Here’s something to chew on: when people start writing think pieces on your film discussing the deeper ramifications of what your heroes represent in the larger world context rather than judging success or failure of your project based on how much money it makes, you’ve made a better film. When you respect not only your hard-core fanbase, but also can make your properties resonate with the casual viewer, you’ve made a better film. When you focus on storytelling rather than spectacle, you’ve made a better film. And, said film is steadily going to make a lot of money rather than suffering a near-90% drop in viewership the second week of release.
Personal point of order… A few years ago, I got caught up in a what-iffery tread about a potential (at the time) Black Panther movie in which I broke down how I felt Wakandan self-image should be portrayed.
Then, Captain America: Civil War.
It’s like the Russo Brothers read my mind. For about 35 seconds, I thought: “Man, I may not have to do The Horsemen anymore…”
Then, I got out of my fanboy phase and became even more inspired to make more work.
Trust, that is the highest of praise.

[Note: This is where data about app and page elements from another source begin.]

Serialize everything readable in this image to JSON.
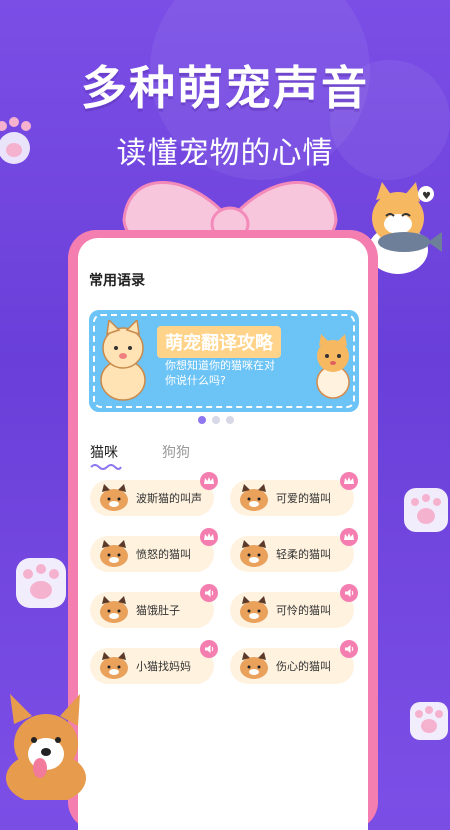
{
  "header": {
    "headline": "多种萌宠声音",
    "subline": "读懂宠物的心情"
  },
  "section": {
    "title": "常用语录"
  },
  "banner": {
    "title": "萌宠翻译攻略",
    "subtitle": "你想知道你的猫咪在对你说什么吗?"
  },
  "tabs": [
    {
      "label": "猫咪",
      "active": true
    },
    {
      "label": "狗狗",
      "active": false
    }
  ],
  "sounds": [
    {
      "label": "波斯猫的叫声",
      "badge": "crown-icon"
    },
    {
      "label": "可爱的猫叫",
      "badge": "crown-icon"
    },
    {
      "label": "愤怒的猫叫",
      "badge": "crown-icon"
    },
    {
      "label": "轻柔的猫叫",
      "badge": "crown-icon"
    },
    {
      "label": "猫饿肚子",
      "badge": "speaker-icon"
    },
    {
      "label": "可怜的猫叫",
      "badge": "speaker-icon"
    },
    {
      "label": "小猫找妈妈",
      "badge": "speaker-icon"
    },
    {
      "label": "伤心的猫叫",
      "badge": "speaker-icon"
    }
  ],
  "colors": {
    "background": "#7b4fe6",
    "phone_frame": "#f47eb0",
    "card": "#fff2df",
    "banner": "#6cc3f5",
    "active_dot": "#8f78ef"
  }
}
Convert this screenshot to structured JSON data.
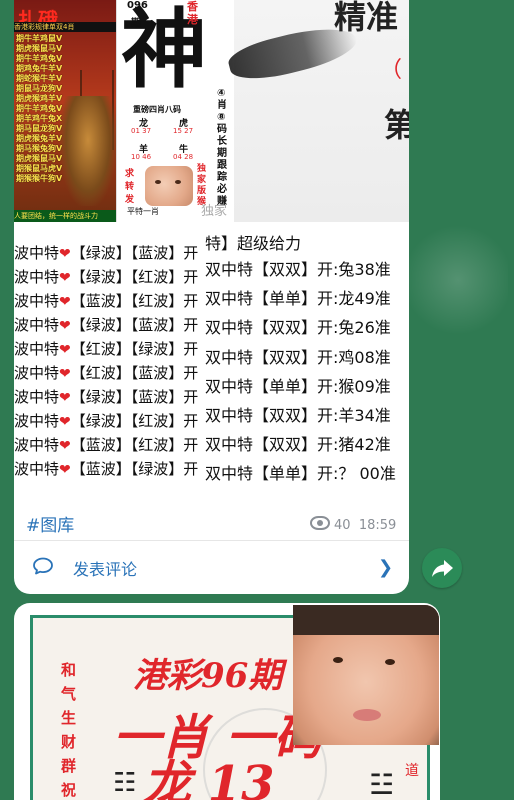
{
  "message1": {
    "image": {
      "left_panel": {
        "logo": "扎硪",
        "header": "香港彩规律单双4肖",
        "rows": [
          "期牛羊鸡鼠V",
          "期虎猴鼠马V",
          "期牛羊鸡兔V",
          "期鸡兔牛羊V",
          "期蛇猴牛羊V",
          "期鼠马龙狗V",
          "期虎猴鸡羊V",
          "期牛羊鸡兔V",
          "期羊鸡牛兔X",
          "期马鼠龙狗V",
          "期虎猴兔羊V",
          "期马猴兔狗V",
          "期虎猴鼠马V",
          "期猴鼠马虎V",
          "期猴猴牛狗V"
        ],
        "footer": "人要团结，统一样的战斗力"
      },
      "mid_panel": {
        "issue_no": "096",
        "issue_unit": "期",
        "hk_label": "香港",
        "big_char": "神",
        "subtitle": "重磅四肖八码",
        "side_text": "④肖⑧码长期跟踪必赚",
        "pair1": {
          "a": "龙",
          "b": "虎",
          "na": "01 37",
          "nb": "15 27"
        },
        "pair2": {
          "a": "羊",
          "b": "牛",
          "na": "10 46",
          "nb": "04 28"
        },
        "red_left": "求转发",
        "red_right": "独家版猴",
        "footer": "平特一肖",
        "watermark": "独家"
      },
      "right_panel": {
        "title": "精准",
        "paren": "（",
        "di": "第"
      }
    },
    "rows_left": [
      {
        "text": "波中特",
        "a": "【绿波】",
        "b": "【蓝波】",
        "c": "开"
      },
      {
        "text": "波中特",
        "a": "【绿波】",
        "b": "【红波】",
        "c": "开"
      },
      {
        "text": "波中特",
        "a": "【蓝波】",
        "b": "【红波】",
        "c": "开"
      },
      {
        "text": "波中特",
        "a": "【绿波】",
        "b": "【蓝波】",
        "c": "开"
      },
      {
        "text": "波中特",
        "a": "【红波】",
        "b": "【绿波】",
        "c": "开"
      },
      {
        "text": "波中特",
        "a": "【红波】",
        "b": "【蓝波】",
        "c": "开"
      },
      {
        "text": "波中特",
        "a": "【绿波】",
        "b": "【蓝波】",
        "c": "开"
      },
      {
        "text": "波中特",
        "a": "【绿波】",
        "b": "【红波】",
        "c": "开"
      },
      {
        "text": "波中特",
        "a": "【蓝波】",
        "b": "【红波】",
        "c": "开"
      },
      {
        "text": "波中特",
        "a": "【蓝波】",
        "b": "【绿波】",
        "c": "开"
      }
    ],
    "rows_right": [
      "特】超级给力",
      "双中特【双双】开:兔38准",
      "双中特【单单】开:龙49准",
      "双中特【双双】开:兔26准",
      "双中特【双双】开:鸡08准",
      "双中特【单单】开:猴09准",
      "双中特【双双】开:羊34准",
      "双中特【双双】开:猪42准",
      "双中特【单单】开:？ 00准"
    ],
    "hashtag": "#图库",
    "views": "40",
    "time": "18:59",
    "comment_label": "发表评论"
  },
  "message2": {
    "vertical_text": "和气生财群祝",
    "line1": "港彩96期",
    "line2": "一肖 一码",
    "line3": "龙  13",
    "dot_text": "道",
    "marks_left": "☷",
    "marks_right": "☳"
  }
}
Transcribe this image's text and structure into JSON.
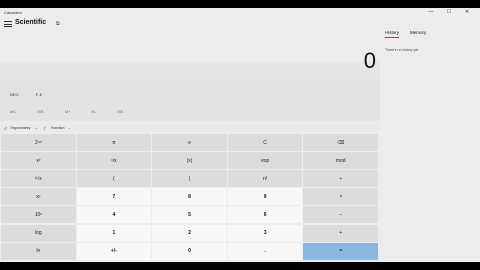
{
  "window": {
    "title": "Calculator",
    "minimize": "—",
    "maximize": "☐",
    "close": "✕"
  },
  "header": {
    "mode": "Scientific",
    "keep_on_top": "⧉"
  },
  "display": {
    "value": "0"
  },
  "angle_row": [
    "DEG",
    "F-E"
  ],
  "memory_row": [
    "MC",
    "MR",
    "M+",
    "M-",
    "MS"
  ],
  "toolbar": {
    "trig": "Trigonometry",
    "func": "Function"
  },
  "keypad": {
    "rows": [
      [
        "2ⁿᵈ",
        "π",
        "e",
        "C",
        "⌫"
      ],
      [
        "x²",
        "¹/x",
        "|x|",
        "exp",
        "mod"
      ],
      [
        "²√x",
        "(",
        ")",
        "n!",
        "÷"
      ],
      [
        "xʸ",
        "7",
        "8",
        "9",
        "×"
      ],
      [
        "10ˣ",
        "4",
        "5",
        "6",
        "−"
      ],
      [
        "log",
        "1",
        "2",
        "3",
        "+"
      ],
      [
        "ln",
        "+/-",
        "0",
        ".",
        "="
      ]
    ]
  },
  "history": {
    "tab_history": "History",
    "tab_memory": "Memory",
    "empty_text": "There's no history yet"
  },
  "colors": {
    "accent": "#1a73c8",
    "equals_key": "#8bb8e0"
  }
}
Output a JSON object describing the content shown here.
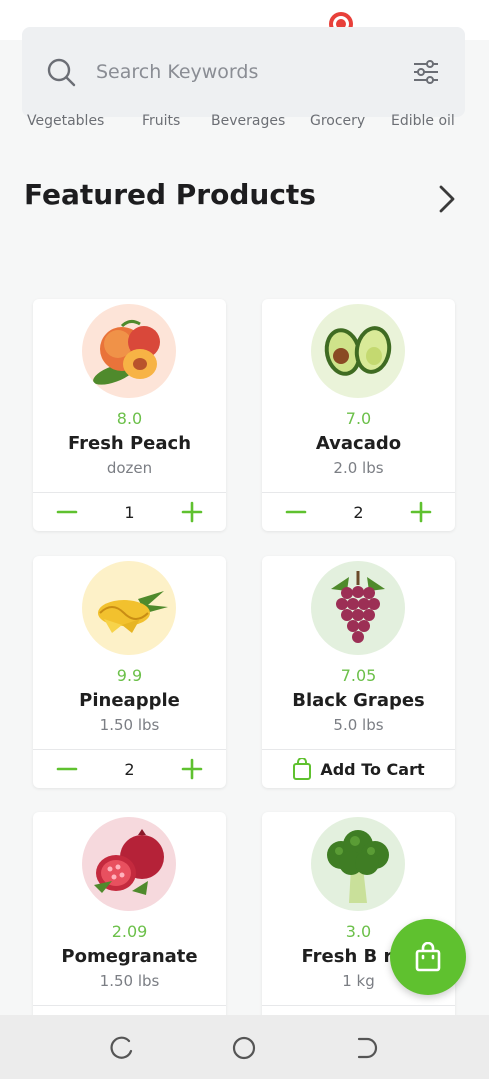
{
  "search": {
    "placeholder": "Search Keywords"
  },
  "categories": [
    "Vegetables",
    "Fruits",
    "Beverages",
    "Grocery",
    "Edible oil"
  ],
  "section": {
    "title": "Featured Products"
  },
  "products": [
    {
      "price": "8.0",
      "name": "Fresh Peach",
      "unit": "dozen",
      "qty": "1"
    },
    {
      "price": "7.0",
      "name": "Avacado",
      "unit": "2.0 lbs",
      "qty": "2"
    },
    {
      "price": "9.9",
      "name": "Pineapple",
      "unit": "1.50 lbs",
      "qty": "2"
    },
    {
      "price": "7.05",
      "name": "Black Grapes",
      "unit": "5.0 lbs",
      "cta": "Add To Cart"
    },
    {
      "price": "2.09",
      "name": "Pomegranate",
      "unit": "1.50 lbs"
    },
    {
      "price": "3.0",
      "name": "Fresh B roc",
      "unit": "1 kg"
    }
  ],
  "icons": {
    "search": "search-icon",
    "filter": "filter-icon",
    "chevron": "chevron-right-icon",
    "minus": "minus-icon",
    "plus": "plus-icon",
    "bag": "shopping-bag-icon",
    "recent": "recent-apps-icon",
    "home": "home-icon",
    "back": "back-icon"
  },
  "colors": {
    "accent": "#6cc04a",
    "fab": "#5fc12f",
    "recording": "#e8403a"
  }
}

So, I’ve never fallen into one camp when it came to the “Corporate Two.” I loved DC’s icons and Marvel’s B-list. But, after Daredevil: Season Two, Jessica Jones, Captain America: Civil War and the upcoming Luke Cage…